Canon: It's Been a Good Run

I pre-ordered my Canon EOS 5D Mark II in late 2008. I didn't know it then, but a few weeks later, I would lose my full-time job with O'Reilly Media.

Once I found out about the department-wide layoff, I wondered out loud on social media, "Should I go through with the purchase of the 5D Mark II?" After all, that $2,500 would come in real handy for other things, like paying the mortgage.

My friends were unanimous in their response: "Keep the camera. You're going to need it." And they were right.

For the next 8+ years, I depended on the Canon and my arsenal of lenses to deliver the goods to  commercial clients. In the beginning, I thought 21 megapixels was overkill. Near the end, it wasn't quite enough.

That's right. The end.

I sold the Canon 5D Mark II on Amazon yesterday. I've also let go of the 24-105mm L zoom, and my 70-200mm f/2.8 IS L is listed online right now. It's the end of an era for me that began in 1995 when I started shooting weddings. So what happened?
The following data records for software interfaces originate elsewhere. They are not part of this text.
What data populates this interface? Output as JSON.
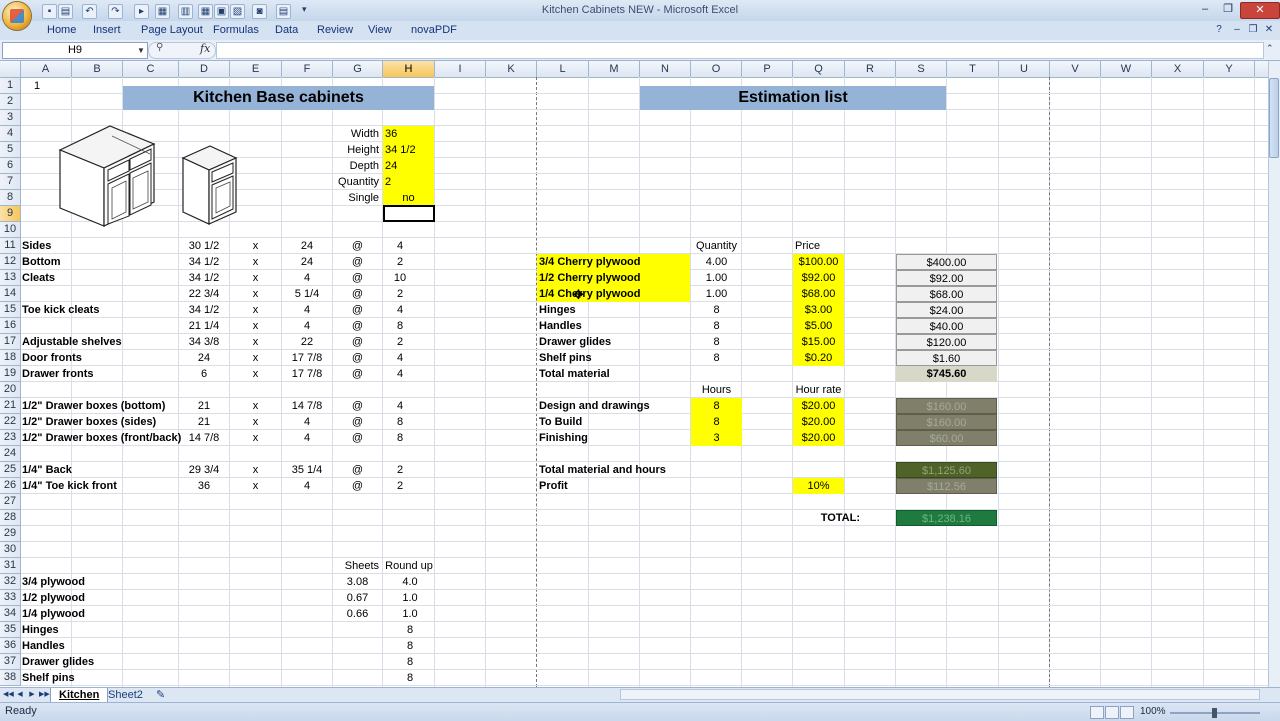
{
  "window": {
    "title": "Kitchen Cabinets NEW - Microsoft Excel"
  },
  "ribbon": {
    "tabs": [
      "Home",
      "Insert",
      "Page Layout",
      "Formulas",
      "Data",
      "Review",
      "View",
      "novaPDF"
    ]
  },
  "formula_bar": {
    "name_box": "H9",
    "fx": "fx",
    "value": ""
  },
  "columns": [
    "A",
    "B",
    "C",
    "D",
    "E",
    "F",
    "G",
    "H",
    "I",
    "K",
    "L",
    "M",
    "N",
    "O",
    "P",
    "Q",
    "R",
    "S",
    "T",
    "U",
    "V",
    "W",
    "X",
    "Y"
  ],
  "selected_column": "H",
  "selected_row": "9",
  "rows": [
    "1",
    "2",
    "3",
    "4",
    "5",
    "6",
    "7",
    "8",
    "9",
    "10",
    "11",
    "12",
    "13",
    "14",
    "15",
    "16",
    "17",
    "18",
    "19",
    "20",
    "21",
    "22",
    "23",
    "24",
    "25",
    "26",
    "27",
    "28",
    "29",
    "30",
    "31",
    "32",
    "33",
    "34",
    "35",
    "36",
    "37",
    "38"
  ],
  "sheet": {
    "a1": "1",
    "title_left": "Kitchen Base cabinets",
    "title_right": "Estimation list",
    "inputs": [
      {
        "label": "Width",
        "value": "36"
      },
      {
        "label": "Height",
        "value": "34 1/2"
      },
      {
        "label": "Depth",
        "value": "24"
      },
      {
        "label": "Quantity",
        "value": "2"
      },
      {
        "label": "Single",
        "value": "no"
      }
    ],
    "cut_list": [
      {
        "row": "11",
        "part": "Sides",
        "d": "30 1/2",
        "x": "x",
        "f": "24",
        "at": "@",
        "qty": "4"
      },
      {
        "row": "12",
        "part": "Bottom",
        "d": "34 1/2",
        "x": "x",
        "f": "24",
        "at": "@",
        "qty": "2"
      },
      {
        "row": "13",
        "part": "Cleats",
        "d": "34 1/2",
        "x": "x",
        "f": "4",
        "at": "@",
        "qty": "10"
      },
      {
        "row": "14",
        "part": "",
        "d": "22 3/4",
        "x": "x",
        "f": "5 1/4",
        "at": "@",
        "qty": "2"
      },
      {
        "row": "15",
        "part": "Toe kick cleats",
        "d": "34 1/2",
        "x": "x",
        "f": "4",
        "at": "@",
        "qty": "4"
      },
      {
        "row": "16",
        "part": "",
        "d": "21 1/4",
        "x": "x",
        "f": "4",
        "at": "@",
        "qty": "8"
      },
      {
        "row": "17",
        "part": "Adjustable shelves",
        "d": "34 3/8",
        "x": "x",
        "f": "22",
        "at": "@",
        "qty": "2"
      },
      {
        "row": "18",
        "part": "Door fronts",
        "d": "24",
        "x": "x",
        "f": "17 7/8",
        "at": "@",
        "qty": "4"
      },
      {
        "row": "19",
        "part": "Drawer fronts",
        "d": "6",
        "x": "x",
        "f": "17 7/8",
        "at": "@",
        "qty": "4"
      },
      {
        "row": "21",
        "part": "1/2\" Drawer boxes (bottom)",
        "d": "21",
        "x": "x",
        "f": "14 7/8",
        "at": "@",
        "qty": "4"
      },
      {
        "row": "22",
        "part": "1/2\" Drawer boxes (sides)",
        "d": "21",
        "x": "x",
        "f": "4",
        "at": "@",
        "qty": "8"
      },
      {
        "row": "23",
        "part": "1/2\" Drawer boxes (front/back)",
        "d": "14 7/8",
        "x": "x",
        "f": "4",
        "at": "@",
        "qty": "8"
      },
      {
        "row": "25",
        "part": "1/4\" Back",
        "d": "29 3/4",
        "x": "x",
        "f": "35 1/4",
        "at": "@",
        "qty": "2"
      },
      {
        "row": "26",
        "part": "1/4\" Toe kick front",
        "d": "36",
        "x": "x",
        "f": "4",
        "at": "@",
        "qty": "2"
      }
    ],
    "sheets_header": {
      "sheets": "Sheets",
      "round_up": "Round up"
    },
    "sheets_list": [
      {
        "label": "3/4 plywood",
        "sheets": "3.08",
        "round": "4.0"
      },
      {
        "label": "1/2 plywood",
        "sheets": "0.67",
        "round": "1.0"
      },
      {
        "label": "1/4 plywood",
        "sheets": "0.66",
        "round": "1.0"
      },
      {
        "label": "Hinges",
        "sheets": "",
        "round": "8"
      },
      {
        "label": "Handles",
        "sheets": "",
        "round": "8"
      },
      {
        "label": "Drawer glides",
        "sheets": "",
        "round": "8"
      },
      {
        "label": "Shelf pins",
        "sheets": "",
        "round": "8"
      }
    ],
    "estimation": {
      "quantity_header": "Quantity",
      "price_header": "Price",
      "materials": [
        {
          "name": "3/4 Cherry plywood",
          "qty": "4.00",
          "price": "$100.00",
          "total": "$400.00"
        },
        {
          "name": "1/2 Cherry plywood",
          "qty": "1.00",
          "price": "$92.00",
          "total": "$92.00"
        },
        {
          "name": "1/4 Cherry plywood",
          "qty": "1.00",
          "price": "$68.00",
          "total": "$68.00"
        },
        {
          "name": "Hinges",
          "qty": "8",
          "price": "$3.00",
          "total": "$24.00"
        },
        {
          "name": "Handles",
          "qty": "8",
          "price": "$5.00",
          "total": "$40.00"
        },
        {
          "name": "Drawer glides",
          "qty": "8",
          "price": "$15.00",
          "total": "$120.00"
        },
        {
          "name": "Shelf pins",
          "qty": "8",
          "price": "$0.20",
          "total": "$1.60"
        }
      ],
      "total_material_label": "Total material",
      "total_material": "$745.60",
      "hours_header": "Hours",
      "rate_header": "Hour rate",
      "labor": [
        {
          "name": "Design and drawings",
          "hours": "8",
          "rate": "$20.00",
          "total": "$160.00"
        },
        {
          "name": "To Build",
          "hours": "8",
          "rate": "$20.00",
          "total": "$160.00"
        },
        {
          "name": "Finishing",
          "hours": "3",
          "rate": "$20.00",
          "total": "$60.00"
        }
      ],
      "total_mh_label": "Total material and hours",
      "total_mh": "$1,125.60",
      "profit_label": "Profit",
      "profit_pct": "10%",
      "profit_value": "$112.56",
      "grand_total_label": "TOTAL:",
      "grand_total": "$1,238.16"
    }
  },
  "sheet_tabs": [
    "Kitchen",
    "Sheet2"
  ],
  "status": {
    "text": "Ready",
    "zoom": "100%"
  }
}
Over the last few years, the 5D Mark II has started to feel like old technology, especially compared to my Olympus Micro Four Thirds gear that I use for travel and event photography. I really liked my Canon, and kept using it regardless. But I just can't anymore. It's too weird going from the OM-D E-M5 Mark II to the 5D.
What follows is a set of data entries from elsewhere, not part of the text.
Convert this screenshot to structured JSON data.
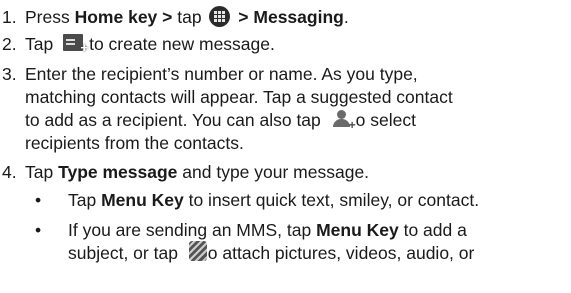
{
  "steps": [
    {
      "num": "1.",
      "pre": "Press ",
      "bold1": "Home key >",
      "mid": " tap ",
      "bold2": " > Messaging",
      "post": "."
    },
    {
      "num": "2.",
      "pre": "Tap ",
      "post": "to create new message."
    },
    {
      "num": "3.",
      "lines": [
        "Enter the recipient’s number or name. As you type,",
        "matching contacts will appear. Tap a suggested contact",
        "to add as a recipient. You can also tap "
      ],
      "line3_after": "o select",
      "line4": "recipients from the contacts."
    },
    {
      "num": "4.",
      "pre": "Tap ",
      "bold": "Type message",
      "post": " and type your message."
    }
  ],
  "bullets": [
    {
      "dot": "•",
      "pre": "Tap ",
      "bold": "Menu Key",
      "post": " to insert quick text, smiley, or contact."
    },
    {
      "dot": "•",
      "line1_pre": "If you are sending an MMS, tap ",
      "line1_bold": "Menu Key",
      "line1_post": " to add a",
      "line2_pre": "subject, or tap ",
      "line2_post": "o attach pictures, videos, audio, or"
    }
  ],
  "icons": {
    "apps": "apps-grid-icon",
    "compose": "new-message-icon",
    "contact": "add-contact-icon",
    "attach": "attach-icon"
  }
}
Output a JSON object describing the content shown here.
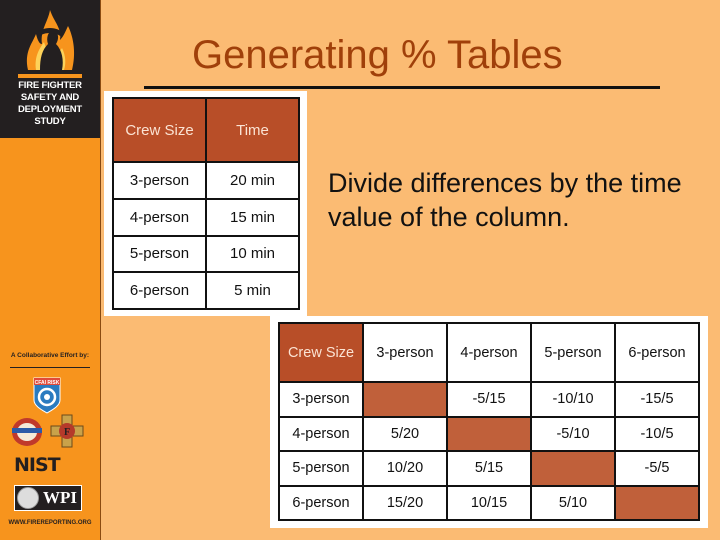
{
  "sidebar": {
    "logo_title_lines": [
      "FIRE FIGHTER",
      "SAFETY AND",
      "DEPLOYMENT",
      "STUDY"
    ],
    "collab_label": "A Collaborative Effort by:",
    "partners": [
      {
        "name": "CFAI RISK",
        "icon": "cfai-risk-logo"
      },
      {
        "name": "IAFC seal",
        "icon": "iafc-seal-logo"
      },
      {
        "name": "IAFF",
        "icon": "iaff-logo"
      },
      {
        "name": "NIST",
        "icon": "nist-logo"
      },
      {
        "name": "WPI",
        "icon": "wpi-logo"
      }
    ],
    "url": "WWW.FIREREPORTING.ORG",
    "colors": {
      "background": "#f7941d",
      "header": "#231f20"
    }
  },
  "slide": {
    "title": "Generating % Tables",
    "body": "Divide differences by the time value of the column.",
    "colors": {
      "background": "#fbbb73",
      "title": "#a0400a",
      "table_header": "#b84e28",
      "table_fill": "#c0603a"
    }
  },
  "time_table": {
    "headers": [
      "Crew Size",
      "Time"
    ],
    "rows": [
      [
        "3-person",
        "20 min"
      ],
      [
        "4-person",
        "15 min"
      ],
      [
        "5-person",
        "10 min"
      ],
      [
        "6-person",
        "5 min"
      ]
    ]
  },
  "pct_table": {
    "headers": [
      "Crew Size",
      "3-person",
      "4-person",
      "5-person",
      "6-person"
    ],
    "rows": [
      [
        "3-person",
        "",
        "-5/15",
        "-10/10",
        "-15/5"
      ],
      [
        "4-person",
        "5/20",
        "",
        "-5/10",
        "-10/5"
      ],
      [
        "5-person",
        "10/20",
        "5/15",
        "",
        "-5/5"
      ],
      [
        "6-person",
        "15/20",
        "10/15",
        "5/10",
        ""
      ]
    ]
  }
}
I waited to see what Canon had to offer in terms of new models. After the recent wave of announcements, I decided that I just wasn't excited by their stuff. I knew I had to replace the 5D Mark II, but with what?
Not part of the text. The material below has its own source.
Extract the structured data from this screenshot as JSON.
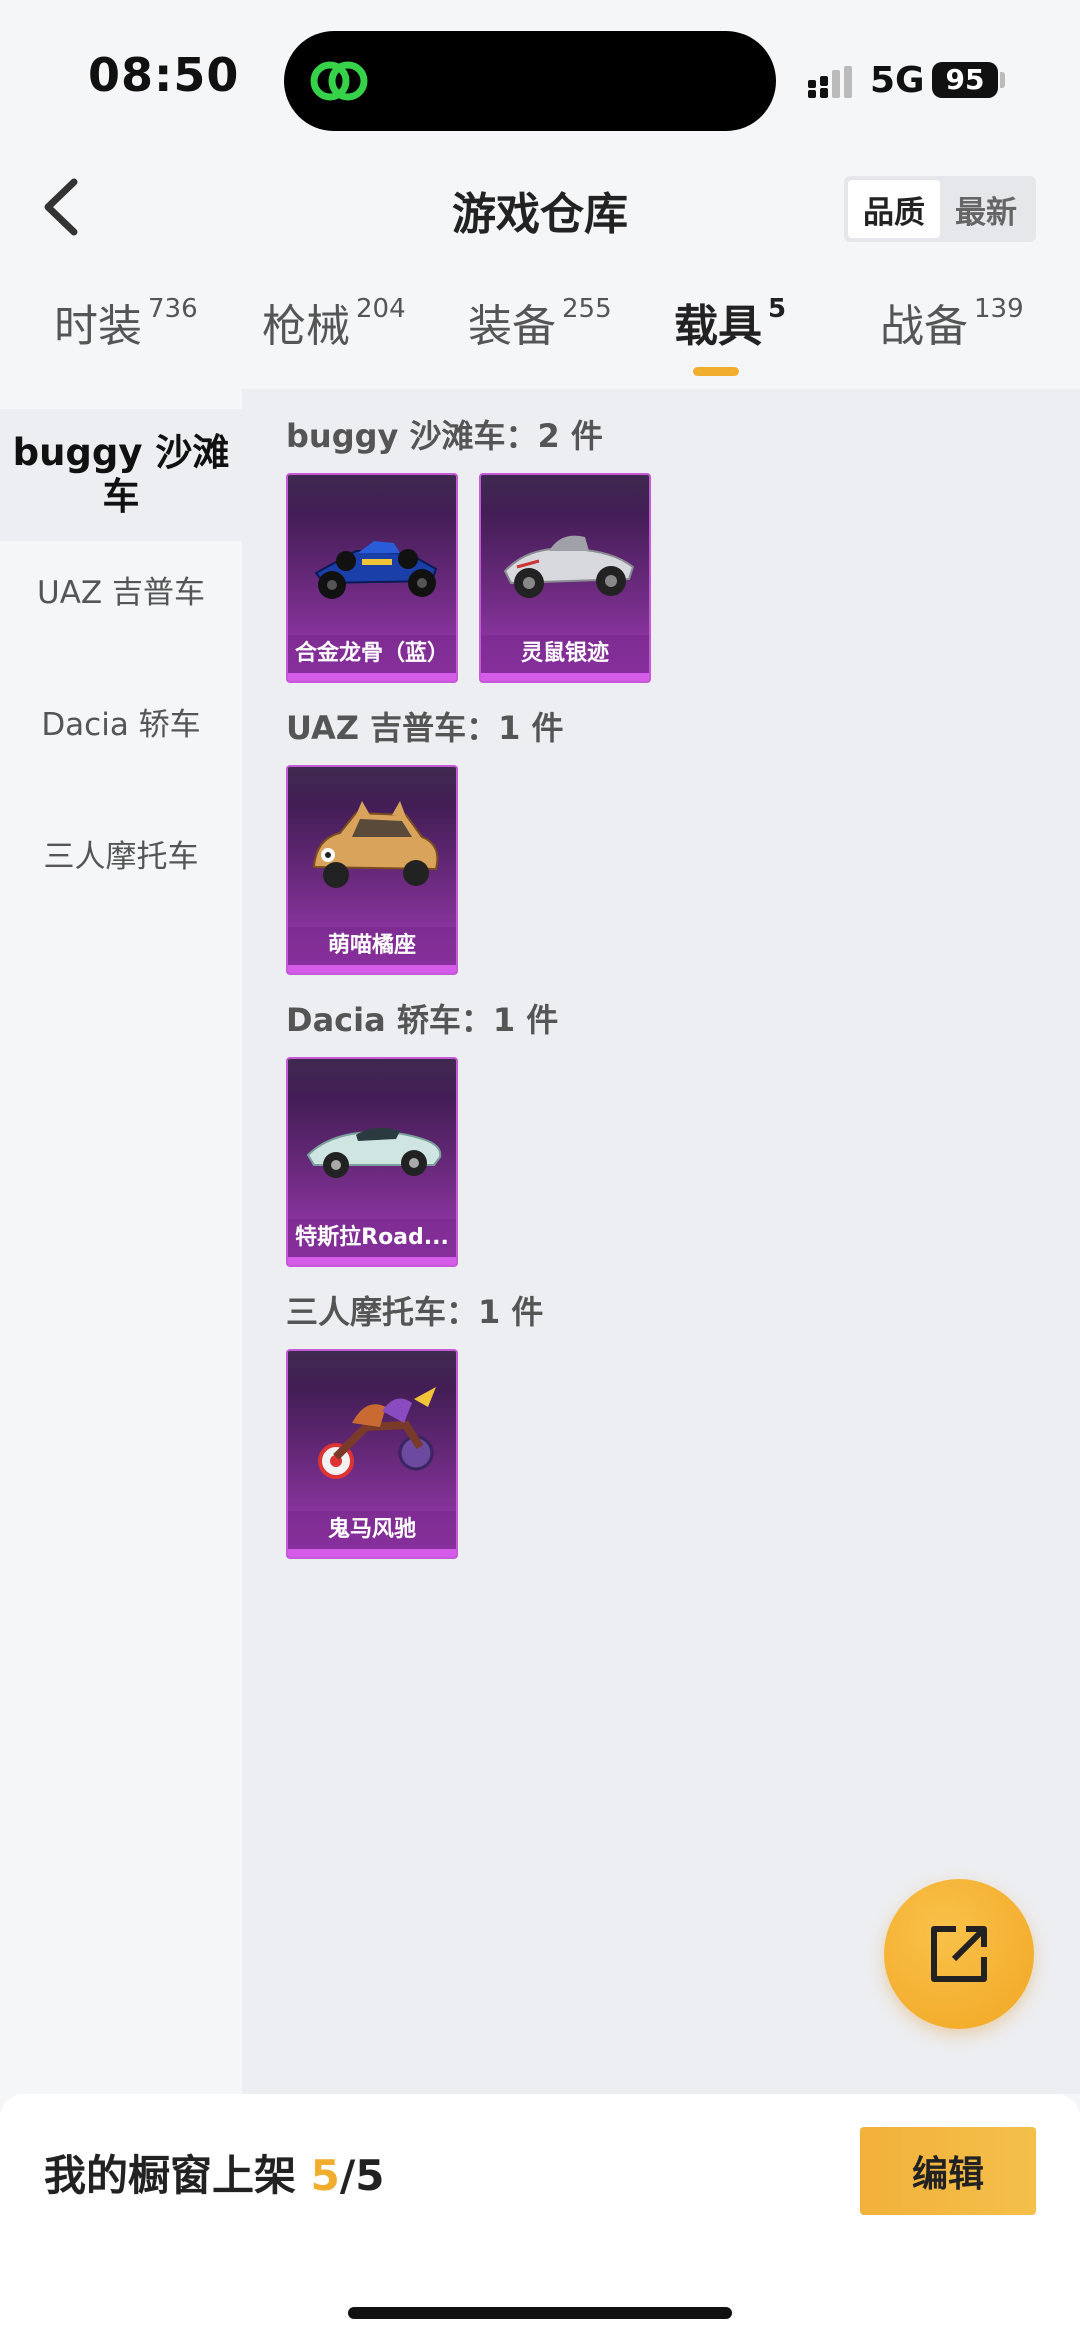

The answer came when Pentax announced the 24MP KP. It was love at first sight. It featured an upgrade in resolution, great low light performance, sensor-based image stabilization (which I came to appreciate through Olympus), and a set of super compact HD limited edition lenses that are a fraction of the size of my Canon glass.

In fact, I have been wanting the Pentax DA 20-40mm f/2.8-4 ED Limited since the day it was announced. Now, I finally have it. (Man, that was a long wait...)

What I like about this transition is that my DSLR gear is better aligned with my Micro Four Thirds kit. I enjoy shooting with an optical viewfinder at times, and will probably always have a DSLR to complement my mirrorless. But these days, I want efficient, compact gear. And that's what I get with Pentax and the limited edition lenses.

I will always be fond of Canon. I shot the Beijing Olympics with Canon. My first trip to Iceland was with this gear. I have billboards thanks to the 5D Mark II. But we just ran out of road.

It's been a good run, Canon. Thanks for the great images. 

Maybe our paths will cross again someday.